* Work required *
Scan the records for lines with the word "Welcome", and copy every such line.
***
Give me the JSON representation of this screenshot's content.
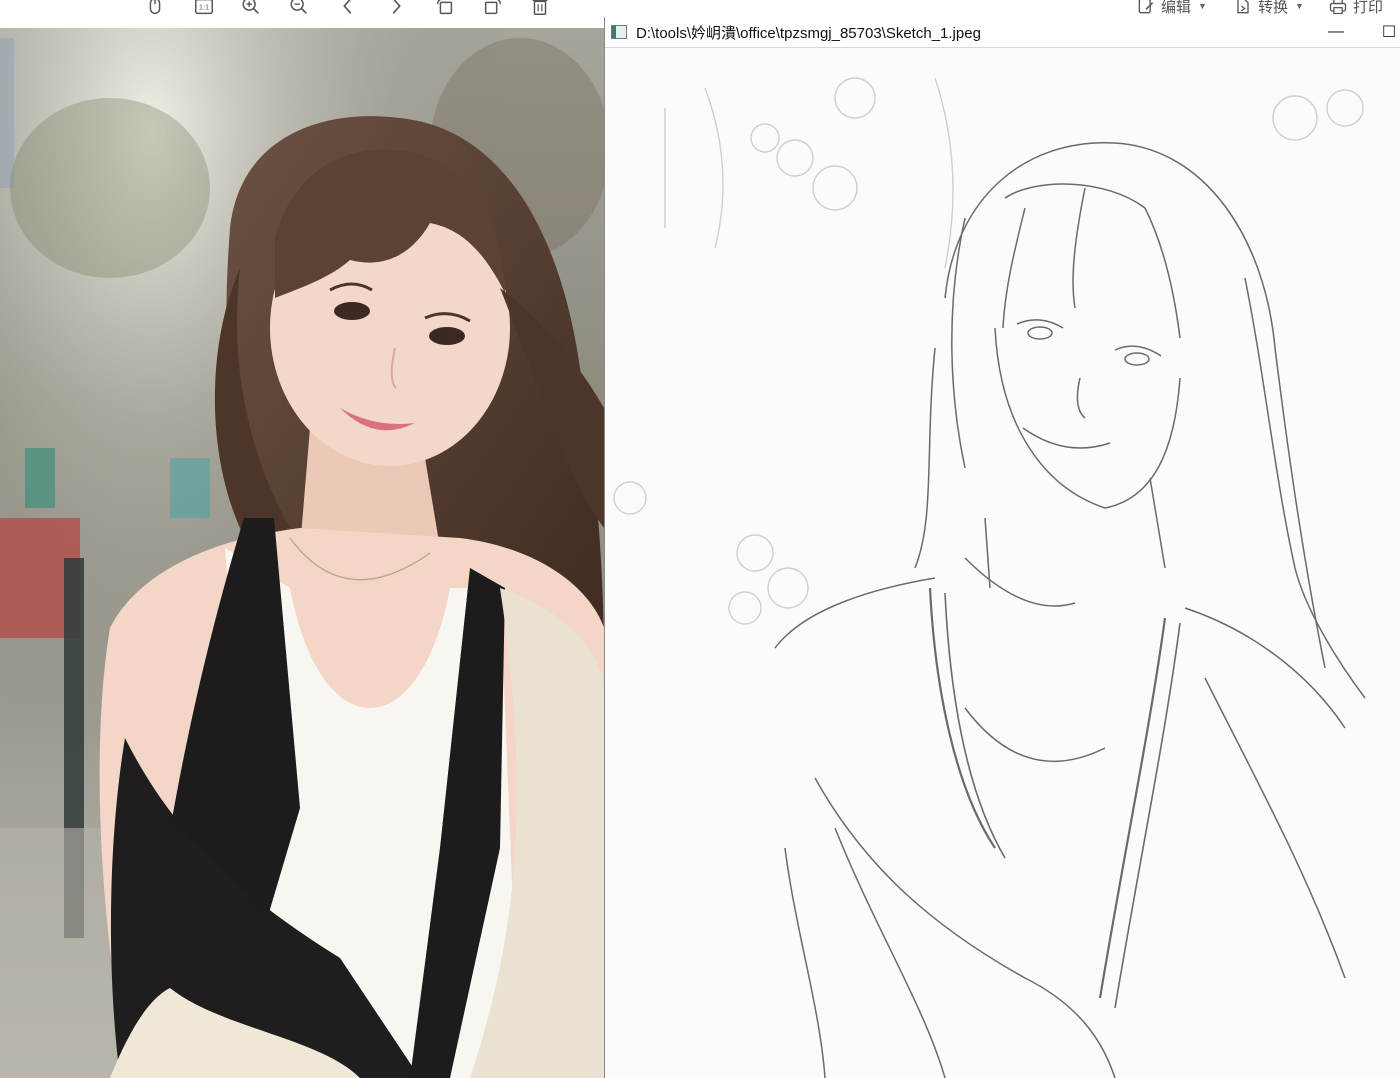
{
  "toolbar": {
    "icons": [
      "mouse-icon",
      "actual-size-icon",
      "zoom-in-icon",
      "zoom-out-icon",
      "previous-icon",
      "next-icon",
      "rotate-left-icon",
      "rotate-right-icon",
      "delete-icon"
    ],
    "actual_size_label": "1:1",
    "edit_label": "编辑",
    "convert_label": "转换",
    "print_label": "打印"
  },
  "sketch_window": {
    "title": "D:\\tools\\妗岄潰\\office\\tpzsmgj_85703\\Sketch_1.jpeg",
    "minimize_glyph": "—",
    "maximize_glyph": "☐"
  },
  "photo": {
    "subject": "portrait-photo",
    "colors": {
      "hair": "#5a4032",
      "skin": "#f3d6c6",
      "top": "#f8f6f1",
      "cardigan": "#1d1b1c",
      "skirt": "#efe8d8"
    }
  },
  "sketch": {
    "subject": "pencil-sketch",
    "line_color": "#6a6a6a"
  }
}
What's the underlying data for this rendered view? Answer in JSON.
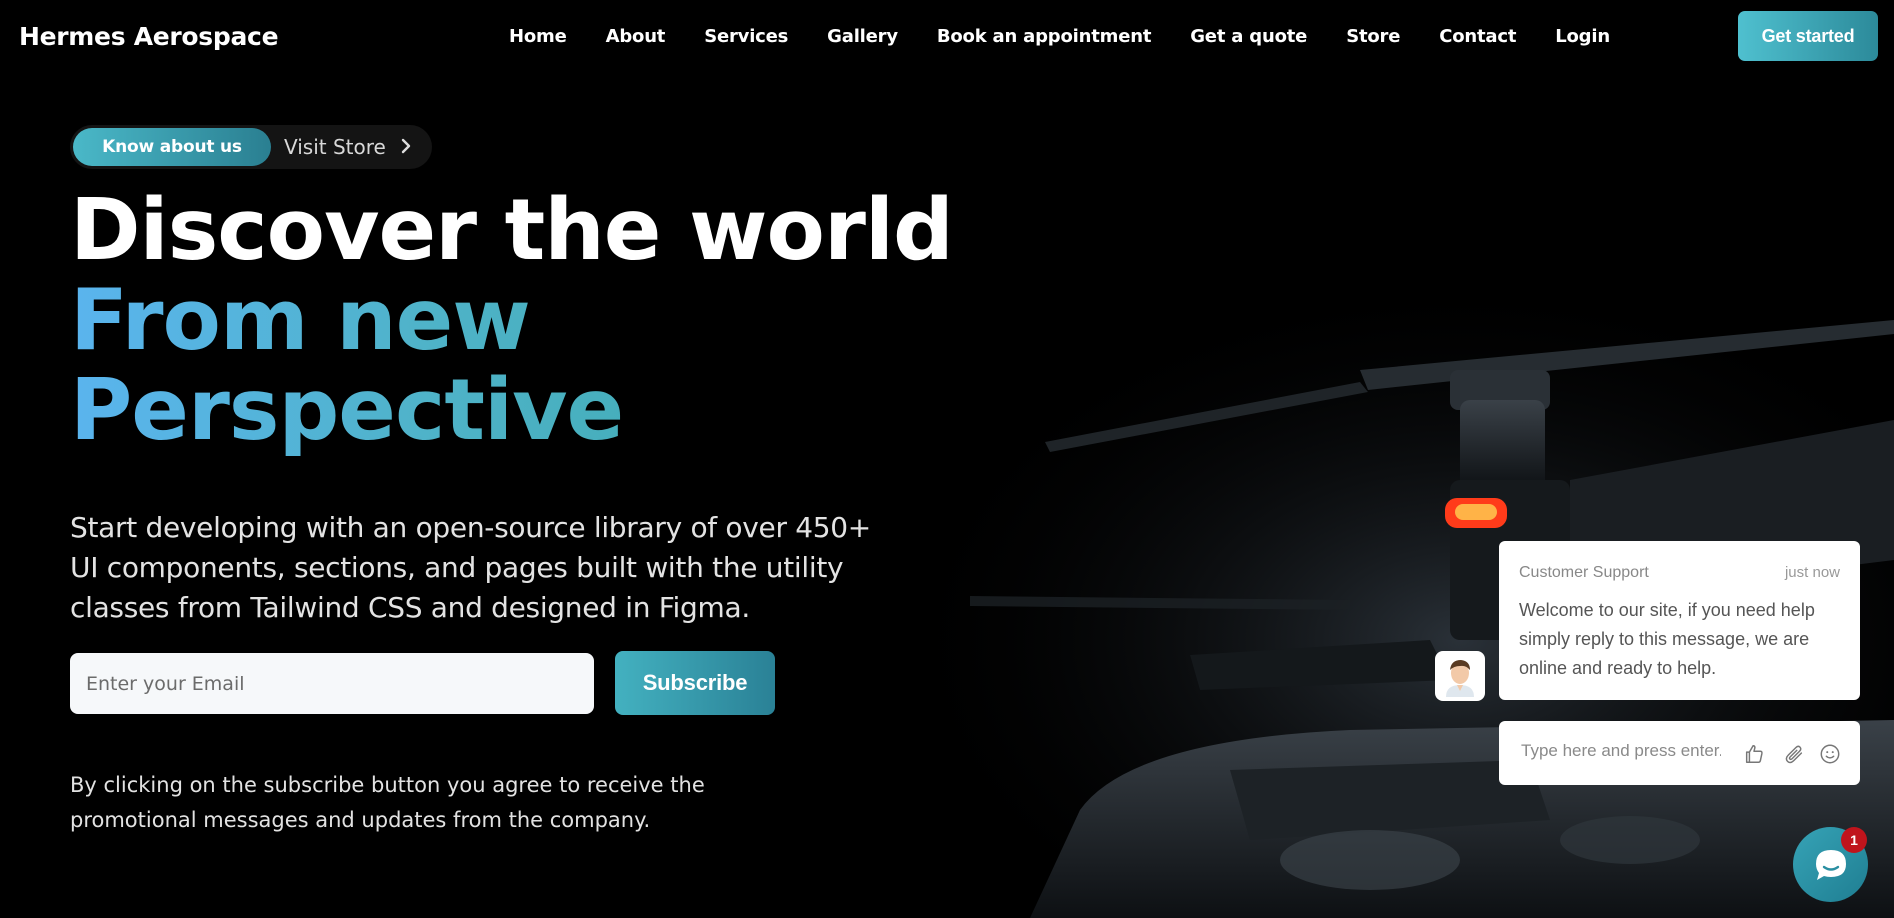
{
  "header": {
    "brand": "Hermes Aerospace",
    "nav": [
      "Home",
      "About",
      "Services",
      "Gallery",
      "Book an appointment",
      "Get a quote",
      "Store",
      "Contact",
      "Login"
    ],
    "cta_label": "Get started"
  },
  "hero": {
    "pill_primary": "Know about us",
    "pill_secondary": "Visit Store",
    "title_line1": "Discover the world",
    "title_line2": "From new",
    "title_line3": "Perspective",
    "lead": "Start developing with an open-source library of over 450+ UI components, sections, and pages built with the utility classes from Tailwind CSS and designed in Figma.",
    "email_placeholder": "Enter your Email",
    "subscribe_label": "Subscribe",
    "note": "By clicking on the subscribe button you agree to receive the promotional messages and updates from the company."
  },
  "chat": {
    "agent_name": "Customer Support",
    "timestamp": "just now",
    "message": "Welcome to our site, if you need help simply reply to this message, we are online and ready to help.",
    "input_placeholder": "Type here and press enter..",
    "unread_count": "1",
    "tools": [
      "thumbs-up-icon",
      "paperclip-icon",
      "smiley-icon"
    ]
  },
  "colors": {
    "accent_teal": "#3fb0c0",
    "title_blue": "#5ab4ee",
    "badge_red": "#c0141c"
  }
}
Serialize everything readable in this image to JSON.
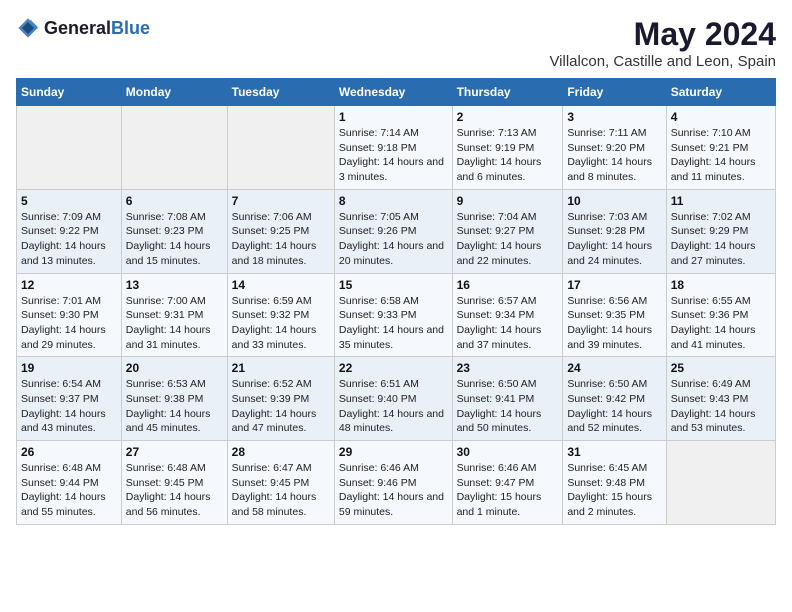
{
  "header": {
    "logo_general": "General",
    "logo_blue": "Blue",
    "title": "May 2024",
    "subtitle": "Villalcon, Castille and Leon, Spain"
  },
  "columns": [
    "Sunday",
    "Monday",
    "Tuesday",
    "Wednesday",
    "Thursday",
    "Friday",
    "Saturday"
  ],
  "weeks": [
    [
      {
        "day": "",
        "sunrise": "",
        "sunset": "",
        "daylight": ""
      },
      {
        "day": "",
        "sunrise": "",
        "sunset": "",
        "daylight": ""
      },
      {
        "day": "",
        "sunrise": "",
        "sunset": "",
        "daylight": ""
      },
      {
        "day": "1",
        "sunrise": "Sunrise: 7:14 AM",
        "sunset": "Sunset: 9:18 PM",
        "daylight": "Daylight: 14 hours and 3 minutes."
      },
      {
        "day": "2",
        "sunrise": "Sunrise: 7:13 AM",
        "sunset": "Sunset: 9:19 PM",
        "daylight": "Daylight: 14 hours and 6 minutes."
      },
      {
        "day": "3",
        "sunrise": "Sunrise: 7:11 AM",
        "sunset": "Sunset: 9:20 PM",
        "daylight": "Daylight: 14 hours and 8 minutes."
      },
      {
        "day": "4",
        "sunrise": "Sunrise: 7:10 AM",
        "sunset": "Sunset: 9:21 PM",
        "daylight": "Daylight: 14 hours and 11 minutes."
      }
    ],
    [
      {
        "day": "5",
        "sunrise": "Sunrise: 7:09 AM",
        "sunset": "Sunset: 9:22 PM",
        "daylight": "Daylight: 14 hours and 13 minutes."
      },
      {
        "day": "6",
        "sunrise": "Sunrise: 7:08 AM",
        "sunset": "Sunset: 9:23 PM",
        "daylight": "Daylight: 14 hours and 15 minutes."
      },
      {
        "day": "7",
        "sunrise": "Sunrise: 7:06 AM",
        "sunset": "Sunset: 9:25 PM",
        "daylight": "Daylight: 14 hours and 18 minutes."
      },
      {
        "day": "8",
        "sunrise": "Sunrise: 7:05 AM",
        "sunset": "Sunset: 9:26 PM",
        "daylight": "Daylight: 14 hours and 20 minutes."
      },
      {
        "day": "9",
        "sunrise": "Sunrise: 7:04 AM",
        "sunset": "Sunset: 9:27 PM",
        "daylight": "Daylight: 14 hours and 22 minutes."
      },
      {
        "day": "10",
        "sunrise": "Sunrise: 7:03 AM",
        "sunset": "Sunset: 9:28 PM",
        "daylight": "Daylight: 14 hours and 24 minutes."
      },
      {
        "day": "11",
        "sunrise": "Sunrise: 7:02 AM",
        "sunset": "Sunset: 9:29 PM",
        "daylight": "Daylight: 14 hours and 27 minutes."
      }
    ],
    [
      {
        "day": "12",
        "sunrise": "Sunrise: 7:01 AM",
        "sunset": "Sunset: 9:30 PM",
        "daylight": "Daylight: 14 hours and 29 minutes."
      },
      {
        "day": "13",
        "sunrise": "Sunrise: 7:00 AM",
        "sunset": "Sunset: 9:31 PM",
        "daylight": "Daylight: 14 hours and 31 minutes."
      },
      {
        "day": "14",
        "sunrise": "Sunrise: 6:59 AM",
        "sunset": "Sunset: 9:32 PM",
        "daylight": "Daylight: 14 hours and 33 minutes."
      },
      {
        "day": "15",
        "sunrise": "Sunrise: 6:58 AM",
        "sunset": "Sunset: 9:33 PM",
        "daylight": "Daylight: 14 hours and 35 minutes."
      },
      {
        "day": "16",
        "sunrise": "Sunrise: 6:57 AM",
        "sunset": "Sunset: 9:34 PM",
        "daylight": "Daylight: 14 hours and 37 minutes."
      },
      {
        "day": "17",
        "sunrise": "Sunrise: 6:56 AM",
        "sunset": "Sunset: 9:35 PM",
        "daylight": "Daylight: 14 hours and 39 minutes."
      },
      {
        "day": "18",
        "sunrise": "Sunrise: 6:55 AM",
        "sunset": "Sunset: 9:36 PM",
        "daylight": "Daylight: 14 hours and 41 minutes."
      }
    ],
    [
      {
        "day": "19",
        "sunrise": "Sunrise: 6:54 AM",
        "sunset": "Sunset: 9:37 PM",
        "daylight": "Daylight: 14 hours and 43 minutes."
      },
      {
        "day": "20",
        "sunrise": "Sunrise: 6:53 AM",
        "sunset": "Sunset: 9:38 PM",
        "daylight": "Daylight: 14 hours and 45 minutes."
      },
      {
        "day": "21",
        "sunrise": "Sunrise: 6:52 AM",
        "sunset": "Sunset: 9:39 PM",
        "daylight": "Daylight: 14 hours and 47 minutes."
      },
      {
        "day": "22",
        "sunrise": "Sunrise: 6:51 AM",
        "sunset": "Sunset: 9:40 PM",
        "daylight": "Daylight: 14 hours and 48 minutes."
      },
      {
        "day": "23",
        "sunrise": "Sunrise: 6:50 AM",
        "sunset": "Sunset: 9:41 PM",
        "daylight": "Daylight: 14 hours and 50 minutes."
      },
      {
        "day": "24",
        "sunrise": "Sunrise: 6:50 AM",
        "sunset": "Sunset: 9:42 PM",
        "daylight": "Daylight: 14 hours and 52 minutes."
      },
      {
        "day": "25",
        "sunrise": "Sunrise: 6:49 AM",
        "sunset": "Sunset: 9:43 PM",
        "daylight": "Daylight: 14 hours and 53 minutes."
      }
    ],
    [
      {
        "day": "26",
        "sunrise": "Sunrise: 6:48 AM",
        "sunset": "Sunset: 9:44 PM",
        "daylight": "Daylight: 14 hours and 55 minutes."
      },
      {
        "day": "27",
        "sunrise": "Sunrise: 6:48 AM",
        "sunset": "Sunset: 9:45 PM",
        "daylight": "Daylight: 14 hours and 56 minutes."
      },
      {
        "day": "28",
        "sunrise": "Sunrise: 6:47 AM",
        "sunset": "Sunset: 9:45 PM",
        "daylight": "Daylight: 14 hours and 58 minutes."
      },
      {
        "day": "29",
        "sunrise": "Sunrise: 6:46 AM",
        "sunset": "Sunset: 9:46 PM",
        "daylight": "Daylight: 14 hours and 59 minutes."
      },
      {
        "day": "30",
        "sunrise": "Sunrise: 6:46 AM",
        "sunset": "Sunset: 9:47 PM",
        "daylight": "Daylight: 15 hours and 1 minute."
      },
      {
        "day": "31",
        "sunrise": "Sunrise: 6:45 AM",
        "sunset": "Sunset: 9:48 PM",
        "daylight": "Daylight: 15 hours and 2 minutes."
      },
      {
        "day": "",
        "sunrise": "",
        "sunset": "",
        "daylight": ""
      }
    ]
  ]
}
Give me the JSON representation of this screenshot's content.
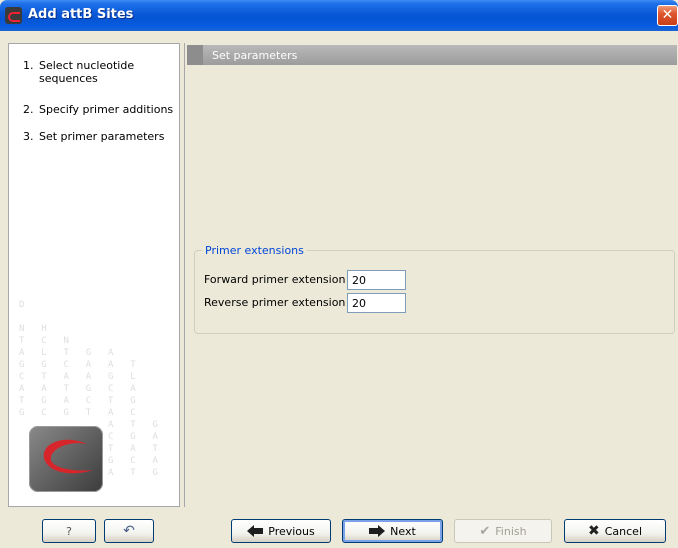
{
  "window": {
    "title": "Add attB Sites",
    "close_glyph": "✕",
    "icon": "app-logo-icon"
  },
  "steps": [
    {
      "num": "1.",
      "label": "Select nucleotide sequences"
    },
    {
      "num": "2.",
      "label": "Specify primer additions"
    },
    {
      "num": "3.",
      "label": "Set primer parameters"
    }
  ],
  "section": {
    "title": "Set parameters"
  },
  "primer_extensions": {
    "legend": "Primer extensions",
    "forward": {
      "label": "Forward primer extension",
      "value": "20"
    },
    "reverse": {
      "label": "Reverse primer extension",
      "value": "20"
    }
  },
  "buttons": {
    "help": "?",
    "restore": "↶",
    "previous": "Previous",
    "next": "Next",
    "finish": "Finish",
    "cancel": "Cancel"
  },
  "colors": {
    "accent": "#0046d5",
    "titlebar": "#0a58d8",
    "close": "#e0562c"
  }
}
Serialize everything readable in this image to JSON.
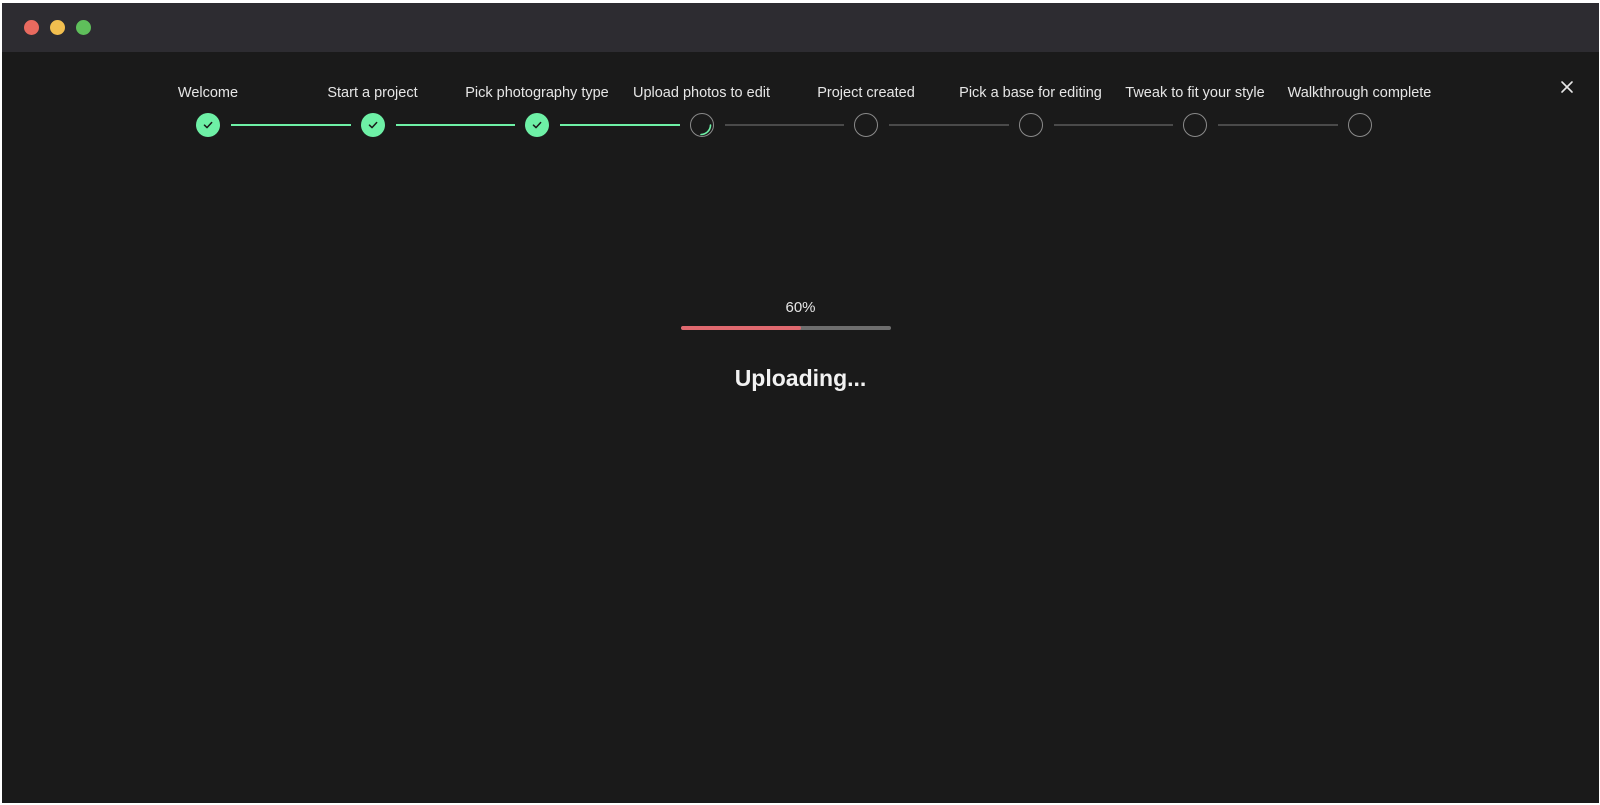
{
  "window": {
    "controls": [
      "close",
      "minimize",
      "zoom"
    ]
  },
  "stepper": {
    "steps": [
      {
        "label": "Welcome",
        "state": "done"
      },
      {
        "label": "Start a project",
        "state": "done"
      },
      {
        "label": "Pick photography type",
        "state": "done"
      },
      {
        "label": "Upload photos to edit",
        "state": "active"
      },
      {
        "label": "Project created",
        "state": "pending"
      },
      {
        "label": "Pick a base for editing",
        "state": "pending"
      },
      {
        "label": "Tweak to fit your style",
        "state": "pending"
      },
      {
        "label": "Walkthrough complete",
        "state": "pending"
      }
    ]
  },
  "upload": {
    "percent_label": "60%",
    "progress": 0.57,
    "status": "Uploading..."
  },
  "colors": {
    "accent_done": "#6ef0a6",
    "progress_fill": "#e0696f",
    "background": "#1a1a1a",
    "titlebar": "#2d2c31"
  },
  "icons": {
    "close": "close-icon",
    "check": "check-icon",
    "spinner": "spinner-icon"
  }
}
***
* Written response *
    "message": "Welcome to our site, if you need help simply reply to this message, we are online and ready to help.",
        "label": "Welcome",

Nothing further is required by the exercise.